The toolkit materials provide a broad overview of the ONCA. The lawyers at Miller Thomson LLP can provide assistance to understand the details of the ONCA and the points made in the toolkit.
The Ministry requests that corporations do not alter the wording of the toolkit materials to ensure consistent and accurate messaging. In keeping with this request, below we have highlighted a few of the provisions from the toolkit using the exact wording in the toolkit.
On transition to the ONCA (the “Act”) the toolkit states:
- All the provisions of the Act will apply automatically to new not-for-profit organizations that incorporate under it.
- In general, the provisions of the Act will apply automatically to existing corporations where their incorporating documents (i.e., letters patent, supplementary letters patent, by-laws and special resolutions) do not say anything about a particular requirement of the Act.
- Existing not-for-profit corporations will have a three-year transition period once the Act is in force to amend their incorporating documents. Existing corporations are encouraged to review their documents before the end of this period.
The government takes the position that provisions of these documents that are valid under the current Corporations Act will continue to be valid until the end of the three-year transition period or sooner if the corporation amends them to conform with the Act. Corporations are encouraged to review their documents before the end of this period.
For existing corporations, the toolkit notes that items to consider as part of the transition include:

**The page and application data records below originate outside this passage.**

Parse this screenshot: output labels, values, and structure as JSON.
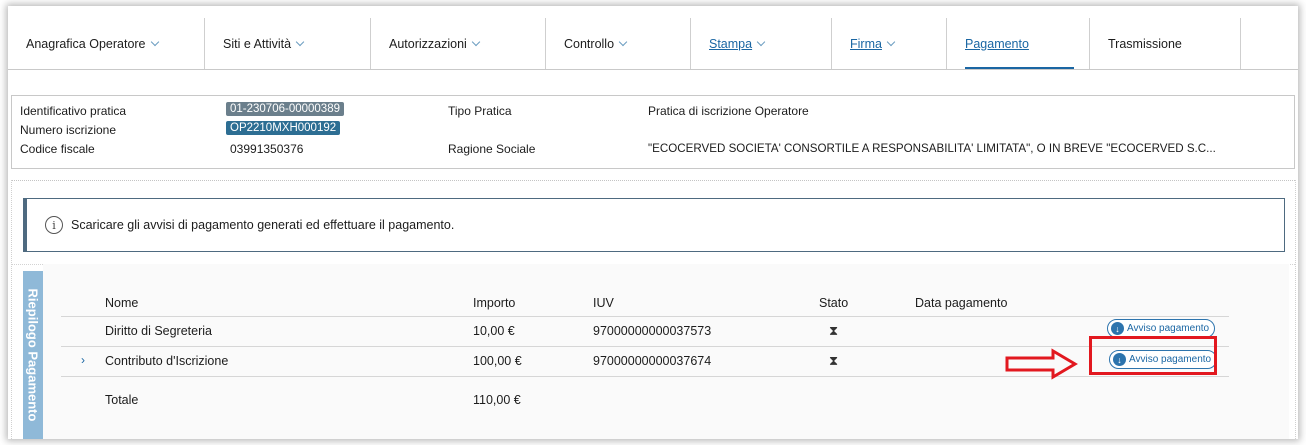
{
  "tabs": [
    {
      "label": "Anagrafica Operatore",
      "dropdown": true,
      "link": false,
      "active": false
    },
    {
      "label": "Siti e Attività",
      "dropdown": true,
      "link": false,
      "active": false
    },
    {
      "label": "Autorizzazioni",
      "dropdown": true,
      "link": false,
      "active": false
    },
    {
      "label": "Controllo",
      "dropdown": true,
      "link": false,
      "active": false
    },
    {
      "label": "Stampa",
      "dropdown": true,
      "link": true,
      "active": false
    },
    {
      "label": "Firma",
      "dropdown": true,
      "link": true,
      "active": false
    },
    {
      "label": "Pagamento",
      "dropdown": false,
      "link": true,
      "active": true
    },
    {
      "label": "Trasmissione",
      "dropdown": false,
      "link": false,
      "active": false
    }
  ],
  "info": {
    "identificativo_label": "Identificativo pratica",
    "identificativo_value": "01-230706-00000389",
    "numero_label": "Numero iscrizione",
    "numero_value": "OP2210MXH000192",
    "codice_label": "Codice fiscale",
    "codice_value": "03991350376",
    "tipo_label": "Tipo Pratica",
    "tipo_value": "Pratica di iscrizione Operatore",
    "ragione_label": "Ragione Sociale",
    "ragione_value": "\"ECOCERVED SOCIETA' CONSORTILE A RESPONSABILITA' LIMITATA\", O IN BREVE \"ECOCERVED S.C..."
  },
  "alert": {
    "icon": "info-circle-icon",
    "text": "Scaricare gli avvisi di pagamento generati ed effettuare il pagamento."
  },
  "payment": {
    "side_label": "Riepilogo Pagamento",
    "headers": {
      "nome": "Nome",
      "importo": "Importo",
      "iuv": "IUV",
      "stato": "Stato",
      "data": "Data pagamento"
    },
    "rows": [
      {
        "nome": "Diritto di Segreteria",
        "importo": "10,00 €",
        "iuv": "97000000000037573",
        "stato_icon": "hourglass-icon",
        "button": "Avviso pagamento"
      },
      {
        "nome": "Contributo d'Iscrizione",
        "importo": "100,00 €",
        "iuv": "97000000000037674",
        "stato_icon": "hourglass-icon",
        "button": "Avviso pagamento",
        "expandable": true
      }
    ],
    "totale_label": "Totale",
    "totale_value": "110,00 €"
  },
  "colors": {
    "accent": "#1a66a3",
    "highlight": "#e2181f",
    "sidebar": "#8fb9d8"
  }
}
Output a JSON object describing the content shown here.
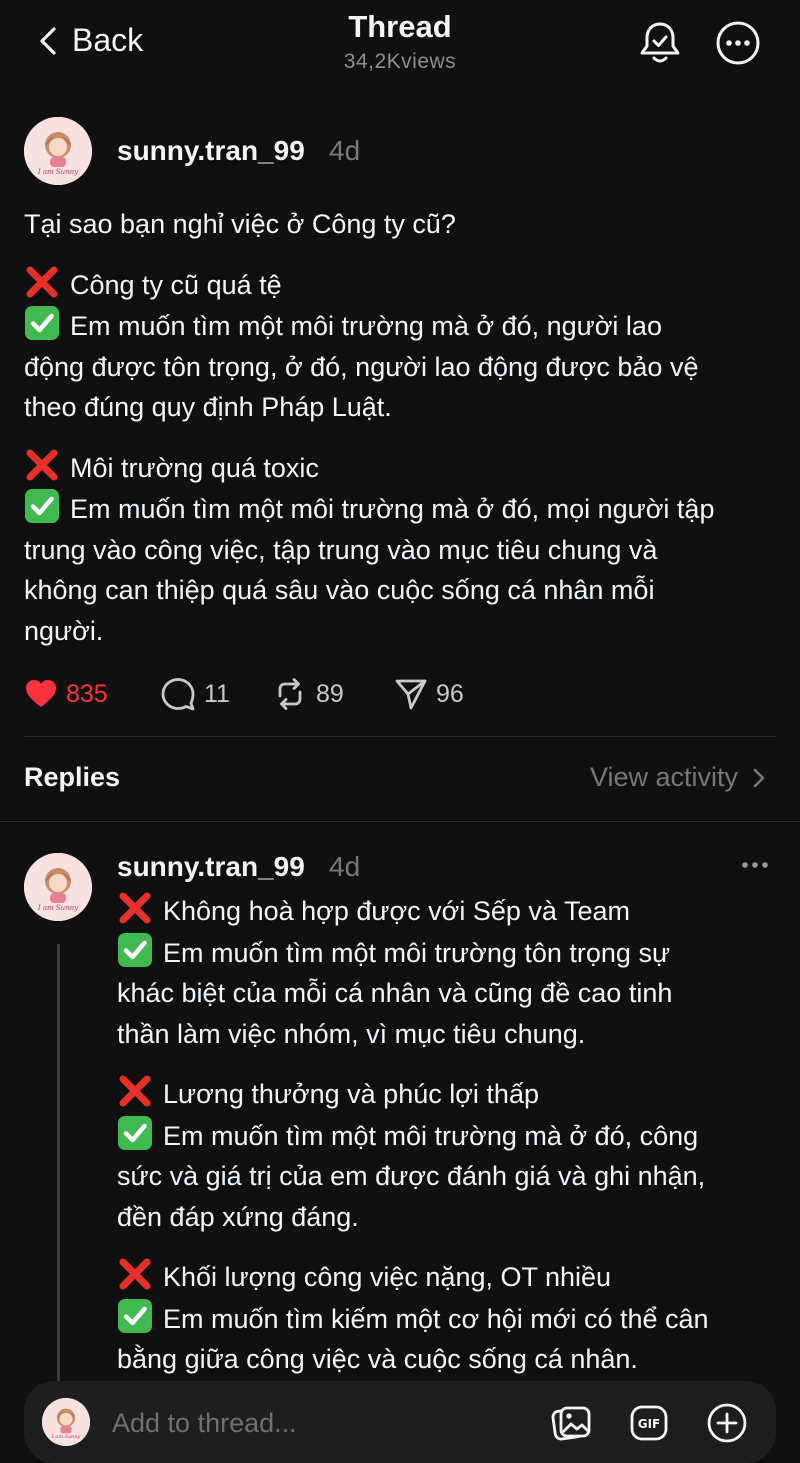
{
  "header": {
    "back_label": "Back",
    "title": "Thread",
    "views": "34,2Kviews"
  },
  "post": {
    "username": "sunny.tran_99",
    "time": "4d",
    "avatar_text": "I am Sunny",
    "question": "Tại sao bạn nghỉ việc ở Công ty cũ?",
    "blocks": [
      {
        "bad": "Công ty cũ quá tệ",
        "good_lines": [
          "Em muốn tìm một môi trường mà ở đó, người lao",
          "động được tôn trọng, ở đó, người lao động được bảo vệ",
          "theo đúng quy định Pháp Luật."
        ]
      },
      {
        "bad": "Môi trường quá toxic",
        "good_lines": [
          "Em muốn tìm một môi trường mà ở đó, mọi người tập",
          "trung vào công việc, tập trung vào mục tiêu chung và",
          "không can thiệp quá sâu vào cuộc sống cá nhân mỗi",
          "người."
        ]
      }
    ],
    "stats": {
      "likes": "835",
      "comments": "11",
      "reposts": "89",
      "shares": "96"
    }
  },
  "replies": {
    "title": "Replies",
    "view_activity": "View activity"
  },
  "reply": {
    "username": "sunny.tran_99",
    "time": "4d",
    "blocks": [
      {
        "bad": "Không hoà hợp được với Sếp và Team",
        "good_lines": [
          "Em muốn tìm một môi trường tôn trọng sự",
          "khác biệt của mỗi cá nhân và cũng đề cao tinh",
          "thần làm việc nhóm, vì mục tiêu chung."
        ]
      },
      {
        "bad": "Lương thưởng và phúc lợi thấp",
        "good_lines": [
          "Em muốn tìm một môi trường mà ở đó, công",
          "sức và giá trị của em được đánh giá và ghi nhận,",
          "đền đáp xứng đáng."
        ]
      },
      {
        "bad": "Khối lượng công việc nặng, OT nhiều",
        "good_lines": [
          "Em muốn tìm kiếm một cơ hội mới có thể cân",
          "bằng giữa công việc và cuộc sống cá nhân."
        ]
      }
    ]
  },
  "composer": {
    "placeholder": "Add to thread..."
  },
  "colors": {
    "background": "#101010",
    "text": "#f3f5f7",
    "muted": "#777777",
    "like": "#ff3040",
    "check": "#3fb950",
    "cross": "#e5302a"
  },
  "icons": [
    "chevron-left-icon",
    "bell-icon",
    "more-circle-icon",
    "heart-icon",
    "comment-icon",
    "repost-icon",
    "share-icon",
    "chevron-right-icon",
    "more-dots-icon",
    "image-icon",
    "gif-icon",
    "plus-circle-icon"
  ]
}
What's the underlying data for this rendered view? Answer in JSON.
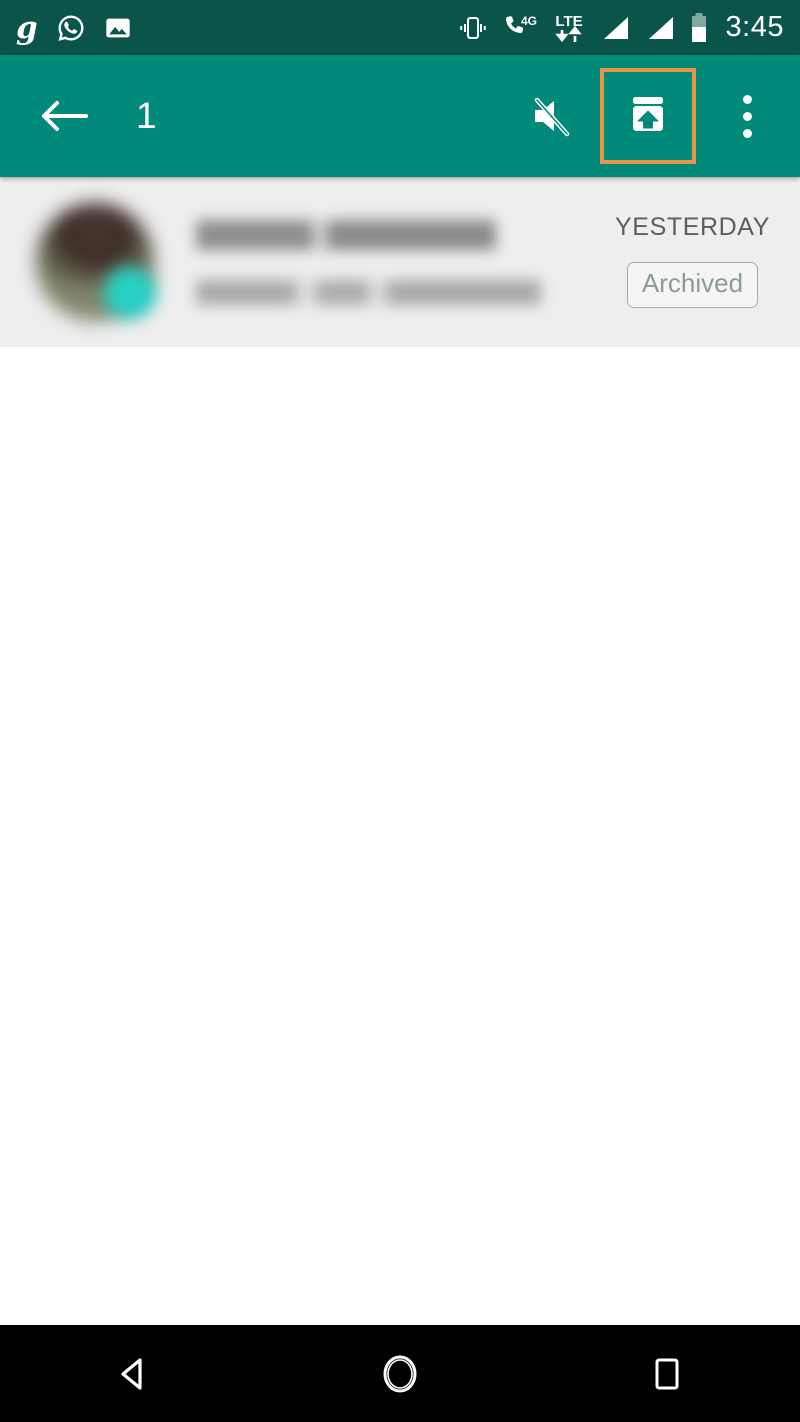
{
  "status_bar": {
    "background_color": "#0b544a",
    "notification_icons": [
      {
        "name": "grofers-g-icon",
        "glyph": "g"
      },
      {
        "name": "whatsapp-icon",
        "glyph": "whatsapp"
      },
      {
        "name": "photo-gallery-icon",
        "glyph": "image"
      }
    ],
    "system_icons": [
      {
        "name": "vibrate-icon",
        "label": "Vibrate"
      },
      {
        "name": "call-4g-icon",
        "label": "4G"
      },
      {
        "name": "lte-data-icon",
        "label": "LTE"
      },
      {
        "name": "signal-sim1-icon",
        "label": "Signal 1"
      },
      {
        "name": "signal-sim2-icon",
        "label": "Signal 2"
      },
      {
        "name": "battery-icon",
        "label": "Battery"
      }
    ],
    "clock": "3:45"
  },
  "toolbar": {
    "background_color": "#018a7a",
    "back_label": "Back",
    "selection_count": "1",
    "actions": [
      {
        "name": "mute-button",
        "label": "Mute"
      },
      {
        "name": "unarchive-button",
        "label": "Unarchive",
        "highlighted": true
      },
      {
        "name": "overflow-menu-button",
        "label": "More options"
      }
    ],
    "highlight_color": "#e8954d"
  },
  "chat_list": {
    "rows": [
      {
        "name_redacted": true,
        "message_redacted": true,
        "timestamp": "YESTERDAY",
        "badge": "Archived",
        "selected": true,
        "avatar_selected": true,
        "row_background": "#eeeeee"
      }
    ]
  },
  "nav_bar": {
    "background_color": "#000000",
    "buttons": [
      {
        "name": "nav-back-button",
        "label": "Back"
      },
      {
        "name": "nav-home-button",
        "label": "Home"
      },
      {
        "name": "nav-recents-button",
        "label": "Recents"
      }
    ]
  }
}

- Letters patent and supplementary letters patent
- Review the corporation’s purposes to make sure they reflect current or proposed future activities and are consistent with other laws or court decisions that may govern the corporation.
- Review special provisions, such as the number of directors, powers of the corporation and the distribution of a corporation’s remaining property when it winds up or dissolves.
- Review the corporation’s articles. If the corporation has two or more classes or groups of members, at least one class or group needs to be given the right to vote at member meetings, and this must be set out in the articles. Many existing not-for-profit corporations have these in their by-laws.
- Review director and officer provisions, for example, to make sure a director’s maximum term of office lines up with what is in the Act.
- Review member provisions. The by-laws must set out the conditions for being a member.
- Review borrowing powers. Under the Act, a not-for-profit corporation does not need to pass a by-law for borrowing powers.
- Consider whether any changes should be made to voting methods in light of the new requirement for mandatory proxies or alternative means of voting at members’ meetings such as mailed-in ballot, telephone or electronic means.
- Consider whether or not to add a provision allowing membership transfers. Otherwise membership may only be transferred to the corporation.
The Ministry has other resources on its website, including a plain language guide, a full transition checklist and draft default by-law. The toolkit notes to “Check the Ministry of Consumer Services” website regularly to confirm the effective date.”
The lawyers in Miller Thomson LLP’s Charities and Not-for-Profit Group can assist corporations to make a smooth transition into the ONCA and to understand these new statutes. We will continue to update our readers on ONCA developments.